Education

Year Institution Degree Discipline
National Taiwan University Plant Pathology
National Yang-Ming Medical College MS Cancer Enzymology and Cell Differentiation
Baylor College of Medicine PhD Endocrinology

Professional Experience

Whitehead Institute, Massachusetts Institute of Technology

Postdoctoral Fellow

The Salk Institute for Biological Studies

Professor, Clayton Foundation Laboratories for Peptide Biology

Honors

Year(s) Award
1997 to 2001

Pew Scholars Program in the Biomedical Science Grant, Society for Neuroscience, and the American Society for Advancement of Science

Table of Contents

Early Years
1

Family background. Growing up in Taiwan. Parental expectations. Siblings. Religion. Educational system in Taiwan. Middle school in Kaohsiung, Taiwan. Interest in journalism. The political situation in Taiwan. The college entrance system in Taiwan. Attends the National Taiwan University.

Undergraduate and Graduate Years
26
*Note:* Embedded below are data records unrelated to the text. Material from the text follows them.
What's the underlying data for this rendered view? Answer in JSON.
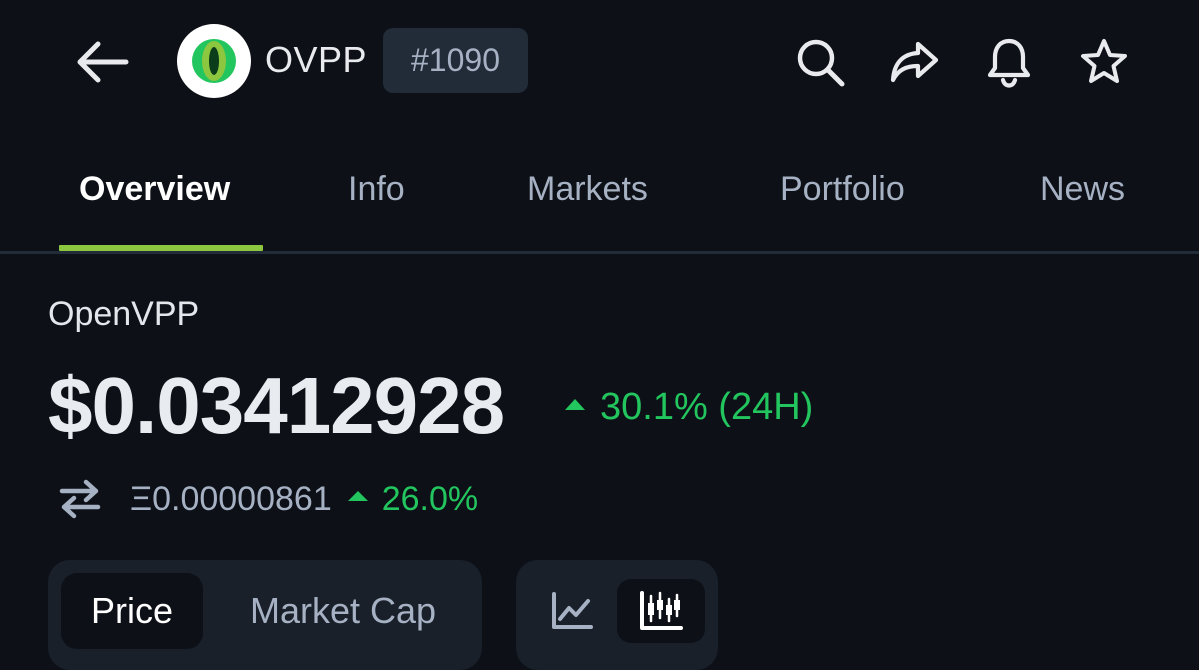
{
  "header": {
    "coin_symbol": "OVPP",
    "rank": "#1090",
    "icons": {
      "back": "arrow-left-icon",
      "search": "search-icon",
      "share": "share-icon",
      "alert": "bell-icon",
      "favorite": "star-icon",
      "logo": "openvpp-logo"
    }
  },
  "tabs": [
    {
      "label": "Overview",
      "active": true
    },
    {
      "label": "Info",
      "active": false
    },
    {
      "label": "Markets",
      "active": false
    },
    {
      "label": "Portfolio",
      "active": false
    },
    {
      "label": "News",
      "active": false
    }
  ],
  "coin": {
    "name": "OpenVPP",
    "price": "$0.03412928",
    "change_24h": "30.1% (24H)",
    "eth_price": "Ξ0.00000861",
    "eth_change": "26.0%",
    "swap_icon": "swap-arrows-icon"
  },
  "metric_toggle": {
    "options": [
      "Price",
      "Market Cap"
    ],
    "selected": "Price"
  },
  "chart_toggle": {
    "options": [
      "line-chart-icon",
      "candlestick-chart-icon"
    ],
    "selected": "candlestick-chart-icon"
  },
  "colors": {
    "background": "#0d1117",
    "accent": "#8dc63f",
    "positive": "#22c55e",
    "muted_text": "#a6b2c4",
    "badge_bg": "#222b38"
  }
}
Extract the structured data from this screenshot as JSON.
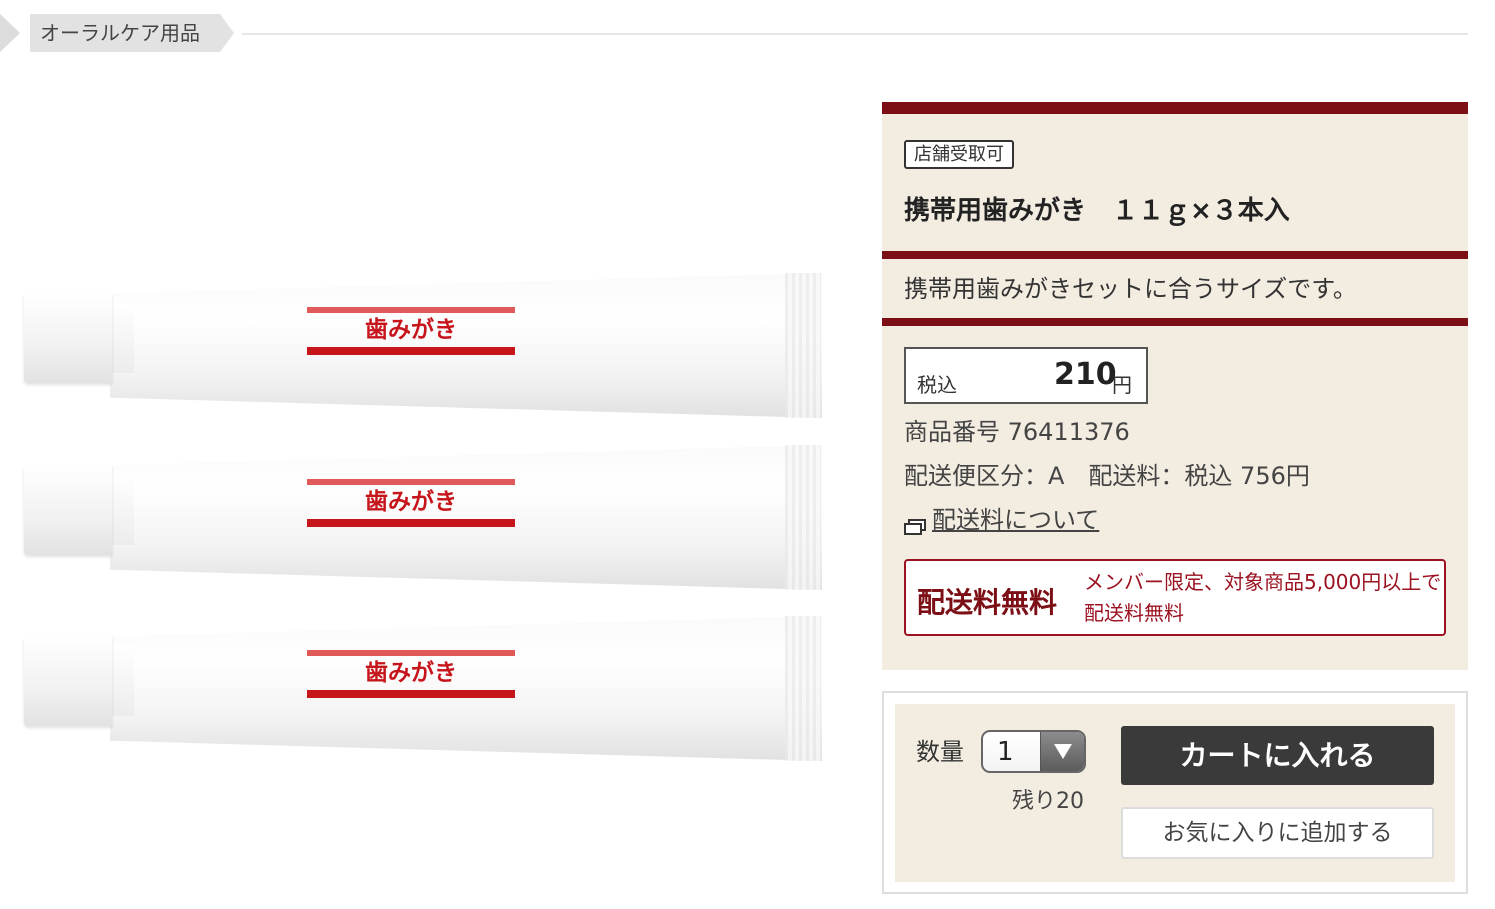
{
  "breadcrumb": {
    "label": "オーラルケア用品"
  },
  "product_image": {
    "tube_label": "歯みがき",
    "tube_count": 3
  },
  "product": {
    "badge": "店舗受取可",
    "title": "携帯用歯みがき　１１ｇ×３本入",
    "description": "携帯用歯みがきセットに合うサイズです。",
    "price_label": "税込",
    "price": "210",
    "price_unit": "円",
    "item_number": "商品番号 76411376",
    "shipping_info": "配送便区分：A　配送料：税込 756円",
    "shipping_link": "配送料について",
    "free_shipping_title": "配送料無料",
    "free_shipping_text": "メンバー限定、対象商品5,000円以上で配送料無料"
  },
  "cart": {
    "qty_label": "数量",
    "qty_value": "1",
    "stock": "残り20",
    "add_to_cart": "カートに入れる",
    "add_favorite": "お気に入りに追加する"
  },
  "colors": {
    "accent": "#7c0f16",
    "panel": "#f3ede1",
    "tube_red": "#c6161c"
  }
}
Becomes interested in molecular biology. Work in plant virology. Master's degree in molecular biology from National Yang-Ming Medical College. Thesis research on cell-surface glycoprotein antigens in hepatoma. Graduate school at Baylor College of Medicine. American culture. Jeffrey M. Rosen. Doctoralresearch in gene regulation using transgenic technology and steroid hormone peptides.

Postdoctoral and Faculty Years
35

Postdoctoral fellowship in Rudolf Jaenisch's laboratory at the Whitehead Institute. Development of a genetic knockout mouse to study neural crest cell migration. Story C. Landis. Gordon Conference on hormone action. Wylie Vale. Accepts a position at Salk Institute for Biological Studies. Meets and marries wife. Hischildren. Tenure at the Salk Institute. Research in neurobiology development on synapse formation and glial cell function.

Final Thoughts
59

Creativity in research. Comparing the histories of Chinese and Western science. Administrative duties. Teaching responsibilities. Balancing family and career. Writing journal articles. Competition and collaboration in science. The national scientific agenda. The scientist's role in improving science literacy among the public.

Index
83

About the Interviewer

William Van Benschoten